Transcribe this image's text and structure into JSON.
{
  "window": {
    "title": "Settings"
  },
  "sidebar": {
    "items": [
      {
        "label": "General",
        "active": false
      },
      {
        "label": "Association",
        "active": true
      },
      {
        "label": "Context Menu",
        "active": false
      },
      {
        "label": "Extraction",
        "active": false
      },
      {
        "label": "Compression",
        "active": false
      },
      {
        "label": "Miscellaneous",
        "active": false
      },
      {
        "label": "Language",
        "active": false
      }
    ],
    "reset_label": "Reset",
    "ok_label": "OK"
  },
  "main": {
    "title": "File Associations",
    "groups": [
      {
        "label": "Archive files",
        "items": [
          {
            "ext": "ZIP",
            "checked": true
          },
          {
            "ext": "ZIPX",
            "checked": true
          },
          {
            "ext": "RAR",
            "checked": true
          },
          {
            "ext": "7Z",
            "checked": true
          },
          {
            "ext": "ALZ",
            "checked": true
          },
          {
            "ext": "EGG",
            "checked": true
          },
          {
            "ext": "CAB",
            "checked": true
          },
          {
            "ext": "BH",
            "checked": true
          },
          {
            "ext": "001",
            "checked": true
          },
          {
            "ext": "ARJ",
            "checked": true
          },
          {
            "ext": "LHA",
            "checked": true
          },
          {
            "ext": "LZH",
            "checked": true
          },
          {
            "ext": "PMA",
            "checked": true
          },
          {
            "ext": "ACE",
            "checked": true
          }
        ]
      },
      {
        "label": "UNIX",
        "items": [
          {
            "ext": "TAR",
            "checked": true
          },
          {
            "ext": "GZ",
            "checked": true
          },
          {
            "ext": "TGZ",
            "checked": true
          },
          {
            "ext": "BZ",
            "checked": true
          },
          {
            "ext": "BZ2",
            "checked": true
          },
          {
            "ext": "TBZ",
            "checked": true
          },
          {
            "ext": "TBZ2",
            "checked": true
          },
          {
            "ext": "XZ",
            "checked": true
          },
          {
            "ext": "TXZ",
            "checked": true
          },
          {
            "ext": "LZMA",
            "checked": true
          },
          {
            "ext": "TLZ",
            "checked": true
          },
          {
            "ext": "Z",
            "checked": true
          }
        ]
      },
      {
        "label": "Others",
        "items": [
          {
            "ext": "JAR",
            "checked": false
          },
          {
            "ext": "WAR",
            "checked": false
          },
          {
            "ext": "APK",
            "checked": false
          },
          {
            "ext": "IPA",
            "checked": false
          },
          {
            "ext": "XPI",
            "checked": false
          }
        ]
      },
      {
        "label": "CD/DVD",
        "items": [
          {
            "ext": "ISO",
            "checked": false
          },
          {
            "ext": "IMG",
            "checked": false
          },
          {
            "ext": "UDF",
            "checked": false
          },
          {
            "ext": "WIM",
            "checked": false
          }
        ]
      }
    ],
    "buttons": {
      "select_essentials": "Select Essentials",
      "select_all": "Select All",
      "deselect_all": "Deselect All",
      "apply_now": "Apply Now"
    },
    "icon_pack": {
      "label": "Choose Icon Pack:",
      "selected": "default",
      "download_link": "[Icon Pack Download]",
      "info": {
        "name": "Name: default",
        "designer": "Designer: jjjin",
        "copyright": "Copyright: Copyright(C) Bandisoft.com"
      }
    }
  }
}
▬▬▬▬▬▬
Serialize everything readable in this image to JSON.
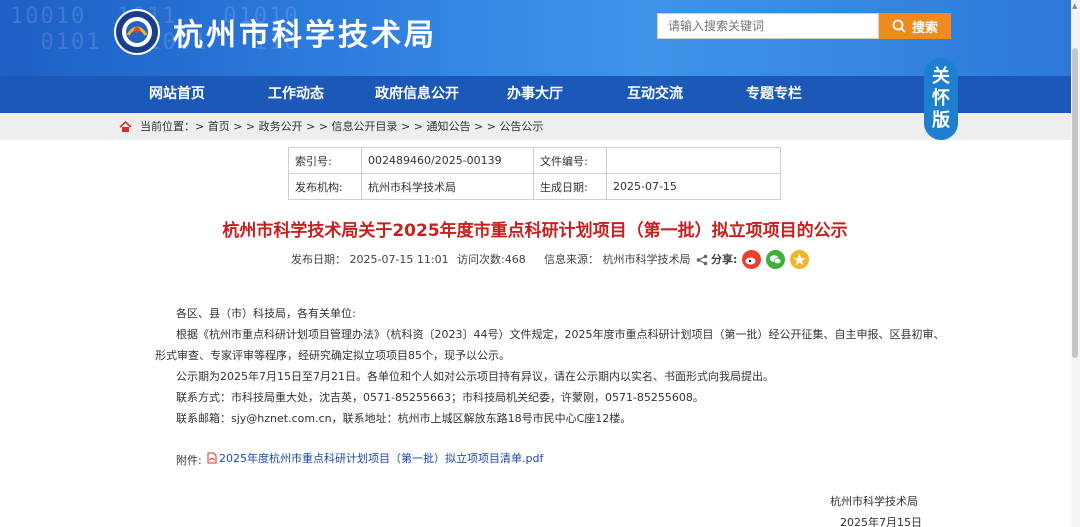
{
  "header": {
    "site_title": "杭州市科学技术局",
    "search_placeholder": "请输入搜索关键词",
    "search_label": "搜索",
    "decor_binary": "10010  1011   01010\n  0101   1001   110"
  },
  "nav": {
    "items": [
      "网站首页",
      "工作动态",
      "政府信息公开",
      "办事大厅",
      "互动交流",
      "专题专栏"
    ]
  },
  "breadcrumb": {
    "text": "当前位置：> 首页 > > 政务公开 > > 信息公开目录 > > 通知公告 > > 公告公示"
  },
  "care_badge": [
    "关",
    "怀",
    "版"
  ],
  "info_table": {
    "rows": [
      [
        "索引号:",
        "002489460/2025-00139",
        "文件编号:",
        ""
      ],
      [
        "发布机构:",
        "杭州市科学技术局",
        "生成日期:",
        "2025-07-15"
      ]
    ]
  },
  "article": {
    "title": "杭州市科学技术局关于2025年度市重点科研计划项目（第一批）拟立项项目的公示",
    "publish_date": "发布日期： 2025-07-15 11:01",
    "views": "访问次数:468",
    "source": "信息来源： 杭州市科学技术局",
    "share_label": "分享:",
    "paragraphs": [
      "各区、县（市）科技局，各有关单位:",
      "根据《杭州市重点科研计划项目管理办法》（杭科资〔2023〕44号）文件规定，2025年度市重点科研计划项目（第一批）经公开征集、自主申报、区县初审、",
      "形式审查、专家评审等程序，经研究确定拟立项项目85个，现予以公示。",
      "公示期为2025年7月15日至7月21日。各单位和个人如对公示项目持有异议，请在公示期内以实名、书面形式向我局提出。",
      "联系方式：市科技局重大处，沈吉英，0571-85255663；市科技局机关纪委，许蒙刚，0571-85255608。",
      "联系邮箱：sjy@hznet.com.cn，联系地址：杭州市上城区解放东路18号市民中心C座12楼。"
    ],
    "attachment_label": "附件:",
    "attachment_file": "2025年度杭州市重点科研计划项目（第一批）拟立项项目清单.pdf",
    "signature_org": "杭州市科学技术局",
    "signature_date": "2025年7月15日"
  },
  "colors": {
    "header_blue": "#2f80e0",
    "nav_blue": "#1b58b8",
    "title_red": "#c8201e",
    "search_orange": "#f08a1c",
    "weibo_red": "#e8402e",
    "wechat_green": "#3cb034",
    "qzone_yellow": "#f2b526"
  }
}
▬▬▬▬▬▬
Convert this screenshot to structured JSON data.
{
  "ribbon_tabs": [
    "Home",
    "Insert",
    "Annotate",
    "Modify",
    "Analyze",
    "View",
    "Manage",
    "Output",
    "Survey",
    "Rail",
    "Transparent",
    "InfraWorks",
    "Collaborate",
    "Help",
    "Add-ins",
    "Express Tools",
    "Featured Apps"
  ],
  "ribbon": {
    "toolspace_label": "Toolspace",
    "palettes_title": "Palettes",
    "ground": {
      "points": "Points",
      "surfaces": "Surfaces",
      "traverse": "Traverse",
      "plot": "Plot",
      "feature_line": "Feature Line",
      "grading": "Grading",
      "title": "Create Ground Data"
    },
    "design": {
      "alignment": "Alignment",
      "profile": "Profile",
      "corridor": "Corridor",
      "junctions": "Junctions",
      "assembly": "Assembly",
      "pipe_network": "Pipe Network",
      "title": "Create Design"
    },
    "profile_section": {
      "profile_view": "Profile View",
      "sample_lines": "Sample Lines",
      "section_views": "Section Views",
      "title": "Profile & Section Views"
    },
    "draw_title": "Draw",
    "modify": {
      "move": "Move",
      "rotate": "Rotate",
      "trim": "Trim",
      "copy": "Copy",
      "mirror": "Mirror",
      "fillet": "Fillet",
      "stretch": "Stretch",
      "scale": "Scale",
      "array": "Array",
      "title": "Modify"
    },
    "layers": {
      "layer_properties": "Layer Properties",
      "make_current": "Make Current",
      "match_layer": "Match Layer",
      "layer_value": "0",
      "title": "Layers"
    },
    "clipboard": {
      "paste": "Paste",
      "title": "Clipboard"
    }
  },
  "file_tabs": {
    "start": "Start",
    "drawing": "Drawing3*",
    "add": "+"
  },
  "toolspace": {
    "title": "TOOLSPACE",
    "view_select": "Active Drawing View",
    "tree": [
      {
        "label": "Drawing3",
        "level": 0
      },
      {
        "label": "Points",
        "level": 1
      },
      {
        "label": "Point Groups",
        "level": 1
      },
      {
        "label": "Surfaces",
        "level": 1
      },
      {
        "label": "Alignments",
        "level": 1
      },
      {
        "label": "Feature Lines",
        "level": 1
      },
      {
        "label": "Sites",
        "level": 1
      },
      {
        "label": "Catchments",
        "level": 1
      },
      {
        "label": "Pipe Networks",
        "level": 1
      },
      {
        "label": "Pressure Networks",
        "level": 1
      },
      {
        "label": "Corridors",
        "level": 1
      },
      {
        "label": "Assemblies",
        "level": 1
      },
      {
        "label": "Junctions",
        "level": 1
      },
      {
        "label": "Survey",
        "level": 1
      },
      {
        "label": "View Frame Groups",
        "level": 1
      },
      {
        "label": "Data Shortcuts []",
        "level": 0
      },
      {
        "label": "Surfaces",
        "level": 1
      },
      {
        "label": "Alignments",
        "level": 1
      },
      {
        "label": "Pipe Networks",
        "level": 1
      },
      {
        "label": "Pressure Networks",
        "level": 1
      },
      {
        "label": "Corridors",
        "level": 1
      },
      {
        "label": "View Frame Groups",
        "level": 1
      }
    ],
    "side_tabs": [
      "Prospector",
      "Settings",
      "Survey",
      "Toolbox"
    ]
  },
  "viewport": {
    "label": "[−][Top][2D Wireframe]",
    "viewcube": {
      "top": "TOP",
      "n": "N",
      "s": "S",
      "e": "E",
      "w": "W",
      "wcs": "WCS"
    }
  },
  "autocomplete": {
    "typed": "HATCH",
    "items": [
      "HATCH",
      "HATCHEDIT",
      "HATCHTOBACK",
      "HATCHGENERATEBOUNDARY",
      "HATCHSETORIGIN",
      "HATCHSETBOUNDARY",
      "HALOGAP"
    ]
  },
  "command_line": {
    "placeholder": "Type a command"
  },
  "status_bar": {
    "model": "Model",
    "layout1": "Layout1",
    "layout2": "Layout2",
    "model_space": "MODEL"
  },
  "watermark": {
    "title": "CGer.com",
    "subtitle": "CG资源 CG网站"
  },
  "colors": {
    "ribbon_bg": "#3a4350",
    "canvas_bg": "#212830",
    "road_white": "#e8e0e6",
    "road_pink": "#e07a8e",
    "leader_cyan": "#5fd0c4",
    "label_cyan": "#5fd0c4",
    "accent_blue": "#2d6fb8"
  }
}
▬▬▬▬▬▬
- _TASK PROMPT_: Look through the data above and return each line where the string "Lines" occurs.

- _EXPECTED OUTPUT_:
      "sample_lines": "Sample Lines",
        "label": "Feature Lines",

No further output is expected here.